**Dataset rows describing interfaces:**
•••••
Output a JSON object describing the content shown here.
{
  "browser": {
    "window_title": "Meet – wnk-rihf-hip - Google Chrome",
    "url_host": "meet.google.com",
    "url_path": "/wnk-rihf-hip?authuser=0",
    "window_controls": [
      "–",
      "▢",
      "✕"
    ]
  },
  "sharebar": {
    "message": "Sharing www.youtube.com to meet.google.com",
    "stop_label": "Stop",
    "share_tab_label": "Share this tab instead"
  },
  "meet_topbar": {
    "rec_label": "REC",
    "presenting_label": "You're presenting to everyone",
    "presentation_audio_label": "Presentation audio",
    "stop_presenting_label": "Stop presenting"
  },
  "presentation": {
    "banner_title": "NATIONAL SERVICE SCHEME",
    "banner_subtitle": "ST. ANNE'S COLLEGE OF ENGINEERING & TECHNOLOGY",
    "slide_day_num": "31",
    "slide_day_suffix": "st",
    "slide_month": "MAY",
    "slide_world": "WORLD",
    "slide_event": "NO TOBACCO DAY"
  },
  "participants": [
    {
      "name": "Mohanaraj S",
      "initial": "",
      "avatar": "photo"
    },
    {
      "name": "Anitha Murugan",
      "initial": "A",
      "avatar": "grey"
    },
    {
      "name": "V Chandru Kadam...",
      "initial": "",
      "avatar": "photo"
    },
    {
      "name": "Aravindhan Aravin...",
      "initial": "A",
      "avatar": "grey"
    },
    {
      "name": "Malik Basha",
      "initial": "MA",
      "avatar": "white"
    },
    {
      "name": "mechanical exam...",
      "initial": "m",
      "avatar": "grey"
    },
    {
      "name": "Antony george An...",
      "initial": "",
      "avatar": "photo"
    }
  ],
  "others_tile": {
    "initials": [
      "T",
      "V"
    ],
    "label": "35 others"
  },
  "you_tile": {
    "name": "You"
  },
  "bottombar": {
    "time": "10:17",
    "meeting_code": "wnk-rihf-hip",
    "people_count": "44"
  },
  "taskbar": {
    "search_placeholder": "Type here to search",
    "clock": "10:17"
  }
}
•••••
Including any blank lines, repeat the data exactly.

**Answer space:**
Output a JSON object describing the content shown here.
{
  "browser": {
    "window_title": "Meet – wnk-rihf-hip - Google Chrome",
    "url_host": "meet.google.com",
    "url_path": "/wnk-rihf-hip?authuser=0",
    "window_controls": [
      "–",
      "▢",
      "✕"
    ]
  },
  "sharebar": {
    "message": "Sharing www.youtube.com to meet.google.com",
    "stop_label": "Stop",
    "share_tab_label": "Share this tab instead"
  },
  "meet_topbar": {
    "rec_label": "REC",
    "presenting_label": "You're presenting to everyone",
    "presentation_audio_label": "Presentation audio",
    "stop_presenting_label": "Stop presenting"
  },
  "presentation": {
    "banner_title": "NATIONAL SERVICE SCHEME",
    "banner_subtitle": "ST. ANNE'S COLLEGE OF ENGINEERING & TECHNOLOGY",
    "slide_day_num": "31",
    "slide_day_suffix": "st",
    "slide_month": "MAY",
    "slide_world": "WORLD",
    "slide_event": "NO TOBACCO DAY"
  },
  "participants": [
    {
      "name": "Mohanaraj S",
      "initial": "",
      "avatar": "photo"
    },
    {
      "name": "Anitha Murugan",
      "initial": "A",
      "avatar": "grey"
    },
    {
      "name": "V Chandru Kadam...",
      "initial": "",
      "avatar": "photo"
    },
    {
      "name": "Aravindhan Aravin...",
      "initial": "A",
      "avatar": "grey"
    },
    {
      "name": "Malik Basha",
      "initial": "MA",
      "avatar": "white"
    },
    {
      "name": "mechanical exam...",
      "initial": "m",
      "avatar": "grey"
    },
    {
      "name": "Antony george An...",
      "initial": "",
      "avatar": "photo"
    }
  ],
  "others_tile": {
    "initials": [
      "T",
      "V"
    ],
    "label": "35 others"
  },
  "you_tile": {
    "name": "You"
  },
  "bottombar": {
    "time": "10:17",
    "meeting_code": "wnk-rihf-hip",
    "people_count": "44"
  },
  "taskbar": {
    "search_placeholder": "Type here to search",
    "clock": "10:17"
  }
}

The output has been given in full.